It's been a
while since we've featured a classic Honda CB café racer. The custom scene has splintered and grown a lot over the past few years, and Honda inline fours are no longer ubiquitous.
But occasionally a good example of the type pops up, and this example from Poland is very good indeed. The delightfully named 'Friday' comes from Jacek Mulak, who is based in the ancient city of Lublin and runs Cardsharper Customs.
The commission came from designer
, who brought along a rather sorry looking 1977
"The CB550 was already partly customized," says Jacek. "But it was a very amateur job, done by the previous owner. None of those modifications have been preserved."
Michał is a graphic designer and owns a creative studio, so he presented a concept to Jacek. "It was a classic
with an empty 'triangle' under the seat and a upside-down front end. He wanted classic solutions combined with modern details."
Cooperation with another designer would be a challenge for most bike builders, and Jacek was wary. But it worked out just fine: "We quickly found a common language, and Michał often relied on my experience and the solutions I proposed."
The biggest upgrade is at the front, where Jacek has grafted on Suzuki GSX-R forks, shortened by just over an inch to level out the stance. Refitting the original CB550 wheel also required a little ingenuity, but it was worth the effort to maintain the classic good looks.
Jacek has kept the GSX-R brakes too, but had to design and mill new triples because the GSX-R triples did not allow for enough turning radius.
The cockpit now sports aluminum clip-ons, a 48mm speedo from the German company MMB-Messtechnik, new control buttons, a new master cylinder and bar-end mirrors.

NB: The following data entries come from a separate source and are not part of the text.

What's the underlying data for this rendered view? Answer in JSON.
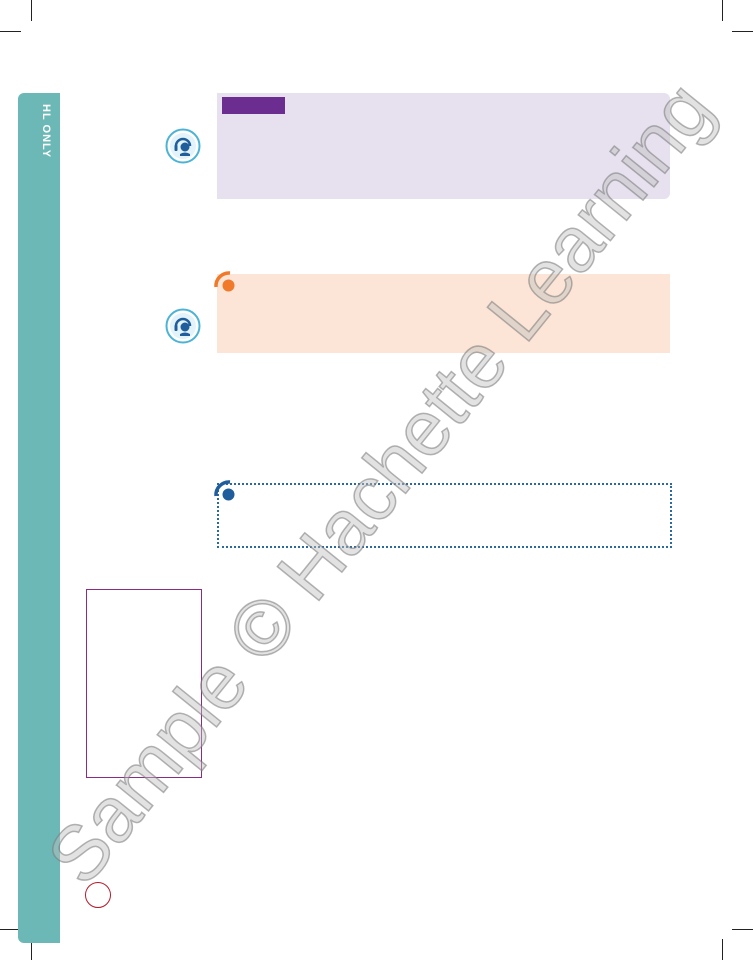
{
  "sidebar": {
    "label": "HL ONLY",
    "color": "#6bb8b6"
  },
  "colors": {
    "purple_box": "#e6e0ef",
    "purple_tab": "#6b2d8f",
    "orange_box": "#fce5d6",
    "orange_marker": "#f07a2a",
    "blue_marker": "#1f5d9c",
    "dotted_border": "#2a6a9c",
    "margin_box_border": "#8a2c86",
    "page_number_circle": "#b5192b"
  },
  "icons": {
    "headset_1": "headset-icon",
    "headset_2": "headset-icon",
    "orange_marker": "orange-dot-marker-icon",
    "blue_marker": "blue-dot-marker-icon"
  },
  "watermark": {
    "text": "Sample © Hachette Learning"
  }
}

It's all tied together with a new wiring harness, topped off with an LED headlight and compact LED front indicators.
The rear suspension has been upgraded with new shocks, but the 17-inch wheel comes from a supermoto---chosen for its extra width and smaller diameter. It's married to a GSX-R brake setup, matching the front and giving extra performance.
The tires are
all round: despite the chunky tread pattern, they work exceptionally well on the street.
Above the back wheel is a slim new subframe with a slight upwards kick, topped with an extremely elegant new leather-seat-and-tail unit that also conceals the battery and some of the electrics. The proportions are perfectly judged and the finishing is top-notch, with a thin strip of LEDs on lighting duties.
The engine has been treated to a refinish with high temperature paint and polished covers. Foam air intakes are matched to a free-flowing 4-into-1 exhaust system, with the carbs rejetted accordingly. Jacek dryly describes the sound as "reasonably loud, with nice bass."
There are far too many little details to mention, because the attention to detail on this CB550 is magnificent. Virtually all parts have been refurbished---via galvanizing, polishing or powder coating---or replaced.
Owner Michał designed the tank paint, which includes his logo and a mix of matt and glossy varnishes, plus a laser engraved emblem.
Like everything else on this graceful and refined machine, it looks stunning. And it's physical proof that quite often, two heads are indeed better than one.